(Element data from apps and pages)
•••

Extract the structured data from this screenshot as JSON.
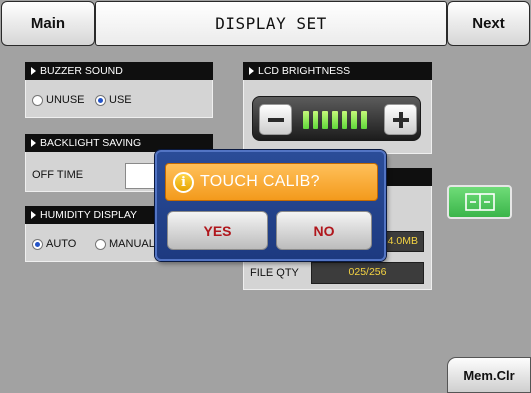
{
  "header": {
    "main_label": "Main",
    "title": "DISPLAY SET",
    "next_label": "Next"
  },
  "buzzer_sound": {
    "title": "BUZZER SOUND",
    "options": [
      {
        "label": "UNUSE",
        "selected": false
      },
      {
        "label": "USE",
        "selected": true
      }
    ]
  },
  "backlight_saving": {
    "title": "BACKLIGHT SAVING",
    "off_time_label": "OFF TIME"
  },
  "humidity_display": {
    "title": "HUMIDITY DISPLAY",
    "options": [
      {
        "label": "AUTO",
        "selected": true
      },
      {
        "label": "MANUAL",
        "selected": false
      }
    ]
  },
  "lcd_brightness": {
    "title": "LCD BRIGHTNESS",
    "level": 7,
    "minus_icon": "minus-icon",
    "plus_icon": "plus-icon"
  },
  "storage": {
    "capacity_value": "4.0MB",
    "file_qty_label": "FILE QTY",
    "file_qty_value": "025/256"
  },
  "dialog": {
    "icon": "info-icon",
    "message": "TOUCH CALIB?",
    "yes_label": "YES",
    "no_label": "NO"
  },
  "side": {
    "calibration_icon": "touch-calibration-icon",
    "mem_clr_label": "Mem.Clr"
  },
  "colors": {
    "background": "#a2a2a2",
    "panel": "#d4d4d4",
    "panel_header": "#0f0f0f",
    "radio_dot": "#2454c8",
    "dialog": "#1d3a80",
    "dialog_border": "#5274c4",
    "dialog_banner": "#f39a1c",
    "dialog_button_text": "#b0161c",
    "value_text": "#f5d442",
    "value_field": "#3c3c3c",
    "level_green": "#5fd83a",
    "accent_green": "#3bb54a"
  }
}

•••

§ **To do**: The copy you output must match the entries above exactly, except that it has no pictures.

§ **Response to the exercise**:
Extract the structured data from this screenshot as JSON.
{
  "header": {
    "main_label": "Main",
    "title": "DISPLAY SET",
    "next_label": "Next"
  },
  "buzzer_sound": {
    "title": "BUZZER SOUND",
    "options": [
      {
        "label": "UNUSE",
        "selected": false
      },
      {
        "label": "USE",
        "selected": true
      }
    ]
  },
  "backlight_saving": {
    "title": "BACKLIGHT SAVING",
    "off_time_label": "OFF TIME"
  },
  "humidity_display": {
    "title": "HUMIDITY DISPLAY",
    "options": [
      {
        "label": "AUTO",
        "selected": true
      },
      {
        "label": "MANUAL",
        "selected": false
      }
    ]
  },
  "lcd_brightness": {
    "title": "LCD BRIGHTNESS",
    "level": 7,
    "minus_icon": "minus-icon",
    "plus_icon": "plus-icon"
  },
  "storage": {
    "capacity_value": "4.0MB",
    "file_qty_label": "FILE QTY",
    "file_qty_value": "025/256"
  },
  "dialog": {
    "icon": "info-icon",
    "message": "TOUCH CALIB?",
    "yes_label": "YES",
    "no_label": "NO"
  },
  "side": {
    "calibration_icon": "touch-calibration-icon",
    "mem_clr_label": "Mem.Clr"
  },
  "colors": {
    "background": "#a2a2a2",
    "panel": "#d4d4d4",
    "panel_header": "#0f0f0f",
    "radio_dot": "#2454c8",
    "dialog": "#1d3a80",
    "dialog_border": "#5274c4",
    "dialog_banner": "#f39a1c",
    "dialog_button_text": "#b0161c",
    "value_text": "#f5d442",
    "value_field": "#3c3c3c",
    "level_green": "#5fd83a",
    "accent_green": "#3bb54a"
  }
}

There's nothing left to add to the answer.